Thursday 14 January 2010

SBS 2008 – Speed Up That Reboot Script

A default out-of-the-box vanilla install of SBS 2008 RTM can take anywhere from 8-20 minutes to reboot depending on the hardware and disk I/O subsystem underneath the OS.

The following script will greatly improve those reboot times:

net stop msexchangeadtopology /y
net stop msftesql-exchange /y
net stop msexchangeis /y
net stop msexchangesa /y
net stop iisadmin /y

Please make sure to copy the above and paste it into Notepad to reveal any hidden errant characters inserted by the blogging service when this was posted.

Save the above into a batch file. When it comes time to reboot the server during updates, leave the Restart button and right click on the batch file and Run as Administrator.

Once the batch completes, which should only take a couple of minutes, click on the reboot button.

If the server needs to be rebooted and no Restart button is present, run the following after clicking Start:

  • shutdown –r –t 0 –f [Enter]

That will initiate a restart of the server.

Here are the reboot times not using the script and using the script for reference:
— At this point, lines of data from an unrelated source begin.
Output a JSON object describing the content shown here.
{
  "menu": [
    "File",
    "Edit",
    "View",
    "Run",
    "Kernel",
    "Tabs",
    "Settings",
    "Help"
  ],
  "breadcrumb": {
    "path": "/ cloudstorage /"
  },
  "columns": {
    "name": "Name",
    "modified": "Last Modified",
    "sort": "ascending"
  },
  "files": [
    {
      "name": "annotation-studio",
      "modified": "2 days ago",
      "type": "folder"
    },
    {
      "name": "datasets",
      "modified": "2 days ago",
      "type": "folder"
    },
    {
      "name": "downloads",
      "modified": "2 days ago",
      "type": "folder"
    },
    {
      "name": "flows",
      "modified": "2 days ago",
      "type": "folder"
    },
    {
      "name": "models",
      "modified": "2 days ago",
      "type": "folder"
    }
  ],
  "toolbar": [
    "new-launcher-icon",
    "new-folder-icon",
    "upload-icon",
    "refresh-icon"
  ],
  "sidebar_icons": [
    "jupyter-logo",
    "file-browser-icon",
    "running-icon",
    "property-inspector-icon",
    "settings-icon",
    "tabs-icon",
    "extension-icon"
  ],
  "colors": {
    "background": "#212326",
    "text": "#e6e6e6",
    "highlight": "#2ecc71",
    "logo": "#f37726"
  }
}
  • SBS 2008 RTM no SP2 fresh install VM:
    • 1057Hrs – Initiate shutdown.
    • 1107Hrs – System Off.
    • 1110Hrs – CTRL + ALT + DLT
    • Total Reboot Time: 13 minutes.
  • Same VM using the service shutdown script:
    • 1124Hrs – Initiate script.
    • 1125Hrs – Initiate shutdown.
    • 1127Hrs – System Off.
    • 1128Hrs – CTRL + ALT + DLT
    • Total Reboot Time: 4 minutes.

Indeed, there is a significant time difference!

Philip Elder
Microsoft Small Business Specialists
Co-Author: SBS 2008 Blueprint Book

*Our original iMac was stolen (previous blog post). We now have a new MacBook Pro courtesy of Vlad Mazek, owner of OWN.

Windows Live Writer


Jason Miller said...

Glad you posted this Philip! I'm seeing the same shutdown times (4 minutes or just under) on vm's in Hyper-V and VMware, and on a physical install with the use of this simple script. In one server I was over 15 minutes waiting on the last shutdown via the start menu.

Of course, it doesn't take much fancy work to have this script write its actvities (or just username and date/time) to a text file as a running log of restarts!

Philip Elder Cluster MVP said...


You are welcome! Thanks for sharing the script.


Unknown said...

is there any reason why you do not include the restart line in the bat file? Or is this not possible to do?

About to give this a try and will let you know how it goes.

Philip Elder Cluster MVP said...

Yes, you can include it in the batch file. But, 9 times out of 10 we are running the script after updates have run.

Better to use that restart button.

Otherwise, not having it gives us pause just in case there is something we missed, users that may still be connected, or the like.


Unknown said...

Well that was quick response, thanks for that. Wasnt sure if there was specific issue with doing it that way.

Can understand your points though in a working environment.

I am just setting up some new servers (using your most helpful guide) and this will save quite a bit of time with the restarts etc that are necessary.

My Details:
SBS 2008 R2, 2x5420, 16GB DDR3, 7x 500GB SAS in RAID 10 + MaxIQ
Just basic install, with required mainboard drives.

Time from Start Restart to can Login
Restart Normal - 10:27 server Off, 13:14 to C+A+D
Restart Script - 1:10 Script Finish, 2:56 server off, 5:58 to C+A+D

So arh, yeah, definitely going to be using this from now on!

Anonymous said...

Thanks Philip for the great batch. I wanted to know if you can include in the batch command for shutting down the Windows Update Service which takes time as well. Also I would like to buy your book "SBS Blueprint" but I am afraid that by the time the book arrived I'll be done with SBS setup. Lol.


Anonymous said...

Does this work as is for SBS 2011?

The ComputerWhisperer said...

Great little script.... just what I was looking for.

I would personally add an extra line to the bottom of the script of:


That way, when the script has finished it leaves all the processing text on the screen with all the success or failure messages, and asks you to press any key to finish. Seems better to me. Could save you from seeing something flash up that worried you, just as it was closing the window automatically...

I also have a question about why it saves so much time. Is there some checking/scanning that normally done during the shutdown/restart process does that is skipped by this method? ie is it totally safe to use long term on every reboot?